January marks the one-year anniversary of the lawsuit against the users of sweatshops in Saipan, which almost half of Gap's co-defendants (other companies like J. Crew, Ralph Lauren, and Polo) have already settled by agreeing to contribute funds to a sweatshop monitoring system.

Mass Sit-In at Macy's Protests Sale of Fur

On Sunday, December 19, the Animal Defense League of New York City held a successful sit-in at Macy's Herald Square on 34th street. Activists from all over the east coast drew attention to Macy's role in the fur trade taking new steps in the non-violent fight to save the innocent lives of millions. The sit-in lasted for nearly two hours. About thirty activists took part and twenty-three were arrested when they were asked to leave by law enforcement and refused to move.
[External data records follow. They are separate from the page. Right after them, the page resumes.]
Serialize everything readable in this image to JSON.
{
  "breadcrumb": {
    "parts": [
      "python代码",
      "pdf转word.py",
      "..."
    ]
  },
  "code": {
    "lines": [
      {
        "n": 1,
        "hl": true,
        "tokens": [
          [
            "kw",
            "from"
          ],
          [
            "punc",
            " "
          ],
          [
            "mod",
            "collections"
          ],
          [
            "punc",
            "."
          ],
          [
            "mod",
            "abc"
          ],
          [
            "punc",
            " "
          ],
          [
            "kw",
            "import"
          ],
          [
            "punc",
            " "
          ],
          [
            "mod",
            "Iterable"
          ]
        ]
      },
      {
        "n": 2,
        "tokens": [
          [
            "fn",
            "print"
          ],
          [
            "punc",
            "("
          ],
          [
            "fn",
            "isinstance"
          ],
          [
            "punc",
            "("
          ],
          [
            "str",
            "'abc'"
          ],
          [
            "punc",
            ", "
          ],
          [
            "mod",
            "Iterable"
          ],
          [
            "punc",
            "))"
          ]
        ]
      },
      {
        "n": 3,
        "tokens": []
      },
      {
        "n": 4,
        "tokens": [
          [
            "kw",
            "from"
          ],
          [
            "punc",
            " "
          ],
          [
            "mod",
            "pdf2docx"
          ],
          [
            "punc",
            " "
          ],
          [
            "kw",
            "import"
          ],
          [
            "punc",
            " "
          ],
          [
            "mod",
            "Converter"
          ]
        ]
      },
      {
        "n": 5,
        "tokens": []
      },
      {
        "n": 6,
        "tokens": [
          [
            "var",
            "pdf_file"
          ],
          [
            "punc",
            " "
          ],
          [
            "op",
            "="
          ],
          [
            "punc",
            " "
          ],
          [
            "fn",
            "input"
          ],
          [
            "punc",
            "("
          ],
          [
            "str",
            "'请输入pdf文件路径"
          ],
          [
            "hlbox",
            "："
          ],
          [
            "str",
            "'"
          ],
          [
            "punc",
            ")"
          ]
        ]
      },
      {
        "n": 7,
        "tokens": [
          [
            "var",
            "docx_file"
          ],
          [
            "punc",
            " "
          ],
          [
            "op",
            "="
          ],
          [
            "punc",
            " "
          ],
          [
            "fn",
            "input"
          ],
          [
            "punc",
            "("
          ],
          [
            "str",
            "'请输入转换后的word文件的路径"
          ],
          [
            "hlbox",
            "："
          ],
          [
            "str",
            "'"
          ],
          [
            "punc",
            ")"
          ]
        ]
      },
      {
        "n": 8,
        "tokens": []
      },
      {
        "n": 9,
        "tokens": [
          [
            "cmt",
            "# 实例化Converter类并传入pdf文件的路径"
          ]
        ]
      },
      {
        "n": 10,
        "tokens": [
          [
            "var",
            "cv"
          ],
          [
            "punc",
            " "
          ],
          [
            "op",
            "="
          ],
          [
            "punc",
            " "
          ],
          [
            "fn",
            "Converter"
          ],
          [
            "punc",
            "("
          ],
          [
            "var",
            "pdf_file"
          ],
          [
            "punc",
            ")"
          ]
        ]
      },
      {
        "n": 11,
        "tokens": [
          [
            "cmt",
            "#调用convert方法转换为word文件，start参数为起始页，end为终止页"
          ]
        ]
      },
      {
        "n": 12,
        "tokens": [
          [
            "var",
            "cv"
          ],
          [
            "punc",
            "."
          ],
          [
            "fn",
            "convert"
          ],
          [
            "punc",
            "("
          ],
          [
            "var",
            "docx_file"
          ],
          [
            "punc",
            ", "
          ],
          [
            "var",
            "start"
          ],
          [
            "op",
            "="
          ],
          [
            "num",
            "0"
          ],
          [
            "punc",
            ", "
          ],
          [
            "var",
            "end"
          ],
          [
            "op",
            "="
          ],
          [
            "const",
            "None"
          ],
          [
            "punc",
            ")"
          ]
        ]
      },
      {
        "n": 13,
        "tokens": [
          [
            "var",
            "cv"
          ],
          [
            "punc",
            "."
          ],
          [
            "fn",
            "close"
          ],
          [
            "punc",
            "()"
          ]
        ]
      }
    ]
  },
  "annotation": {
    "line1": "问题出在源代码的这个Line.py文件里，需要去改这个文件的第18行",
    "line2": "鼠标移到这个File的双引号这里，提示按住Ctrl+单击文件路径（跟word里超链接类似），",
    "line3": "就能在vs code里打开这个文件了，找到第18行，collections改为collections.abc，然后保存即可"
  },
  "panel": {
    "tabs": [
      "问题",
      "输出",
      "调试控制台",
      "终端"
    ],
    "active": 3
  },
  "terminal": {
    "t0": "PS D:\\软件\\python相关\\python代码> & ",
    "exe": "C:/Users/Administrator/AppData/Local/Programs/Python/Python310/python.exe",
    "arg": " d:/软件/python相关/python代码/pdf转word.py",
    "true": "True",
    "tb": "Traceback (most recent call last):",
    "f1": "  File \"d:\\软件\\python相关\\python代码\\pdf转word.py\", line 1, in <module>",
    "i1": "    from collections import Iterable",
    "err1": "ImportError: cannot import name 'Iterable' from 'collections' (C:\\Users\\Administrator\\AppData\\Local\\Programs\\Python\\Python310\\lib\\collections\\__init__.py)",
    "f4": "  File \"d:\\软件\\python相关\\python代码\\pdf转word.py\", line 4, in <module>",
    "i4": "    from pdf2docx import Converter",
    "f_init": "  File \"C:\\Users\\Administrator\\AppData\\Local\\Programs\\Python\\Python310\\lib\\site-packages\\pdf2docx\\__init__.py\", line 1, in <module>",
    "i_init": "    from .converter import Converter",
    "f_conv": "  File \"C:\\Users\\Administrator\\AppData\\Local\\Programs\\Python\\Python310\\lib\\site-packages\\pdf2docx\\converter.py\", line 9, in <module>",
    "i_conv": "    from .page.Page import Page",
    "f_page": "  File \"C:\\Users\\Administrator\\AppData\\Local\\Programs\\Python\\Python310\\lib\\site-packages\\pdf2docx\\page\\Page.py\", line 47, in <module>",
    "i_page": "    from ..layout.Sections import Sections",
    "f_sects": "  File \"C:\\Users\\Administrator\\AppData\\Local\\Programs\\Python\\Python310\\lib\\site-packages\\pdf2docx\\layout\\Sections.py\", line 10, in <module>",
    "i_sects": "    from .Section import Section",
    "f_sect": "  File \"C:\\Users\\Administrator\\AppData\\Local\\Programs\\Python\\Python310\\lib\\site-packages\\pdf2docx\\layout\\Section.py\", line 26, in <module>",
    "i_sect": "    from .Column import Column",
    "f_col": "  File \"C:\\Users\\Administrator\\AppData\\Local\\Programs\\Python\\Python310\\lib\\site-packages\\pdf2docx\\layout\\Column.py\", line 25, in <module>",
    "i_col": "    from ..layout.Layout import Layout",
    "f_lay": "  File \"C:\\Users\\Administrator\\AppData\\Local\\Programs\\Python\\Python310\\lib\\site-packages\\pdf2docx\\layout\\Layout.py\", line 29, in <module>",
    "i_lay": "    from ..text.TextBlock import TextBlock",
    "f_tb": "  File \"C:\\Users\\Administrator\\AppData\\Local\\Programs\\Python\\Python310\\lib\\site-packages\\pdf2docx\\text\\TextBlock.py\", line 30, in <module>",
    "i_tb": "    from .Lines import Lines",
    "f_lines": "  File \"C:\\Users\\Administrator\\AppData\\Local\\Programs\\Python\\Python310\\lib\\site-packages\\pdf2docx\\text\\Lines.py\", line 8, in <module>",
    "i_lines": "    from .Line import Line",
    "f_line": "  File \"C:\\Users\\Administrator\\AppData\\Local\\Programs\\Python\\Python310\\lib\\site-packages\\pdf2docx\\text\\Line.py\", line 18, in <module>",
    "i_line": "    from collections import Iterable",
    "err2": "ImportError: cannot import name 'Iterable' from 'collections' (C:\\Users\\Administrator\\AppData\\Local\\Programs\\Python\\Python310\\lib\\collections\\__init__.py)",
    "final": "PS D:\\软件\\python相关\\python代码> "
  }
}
Of those arrested in the store, all were charged with trespassing, and fifteen who refused to move when arrested and were dragged out of the store by police were given an additional charge of resisting arrest and were released from jail the next day.

The animal rights activists sat down at the center of the main floor of the Macy's store, chanting, "Boycott Macy's, fur is murder!" and, "No more cages, no more traps, no more fur on Macy's racks!" Hundreds of holiday shoppers heard the message loud and clear.

At about 11 a.m. nearly a hundred activists were outside the front of the store on 34th street to support the mass sit-in and bring the message to thousands of consumers in the busy Christmas rush that Macy's is in the business of torturing and killing animals for money.

On December 28th the ADL again visited Macy's, presenting them with an eight foot tall, twenty foot long "fox" covered head to tail in copies of signed petitions demanding that Macy's stop selling fur. The giant fox showed the signatures of thousands of customers who have committed to boycott the store until they get out of the fur trade.

The ADL and Wetlands activists have in the past used regular public demonstrations, street theatre, petitioning, and civil disobedience to expose the reality of the enormous suffering of fur bearing animals and Macy's prominent role in the fur trade.

Anti-Consumerism Activism Can Be Costly

As we told you last month, activists of People of Earth draped this beautiful 2,750 square foot banner over a billboard just outside the Lincoln Tunnel. The ensuing legal battle and possible fines, however, could cost them a bundle. If you can help make actions like this one continue to be able to happen by contributing to their legal defense fund, please send donations (checks made payable to Rainforest Relief) to:
Rainforest Relief P.O. Box 150566 Brooklyn, NY 11215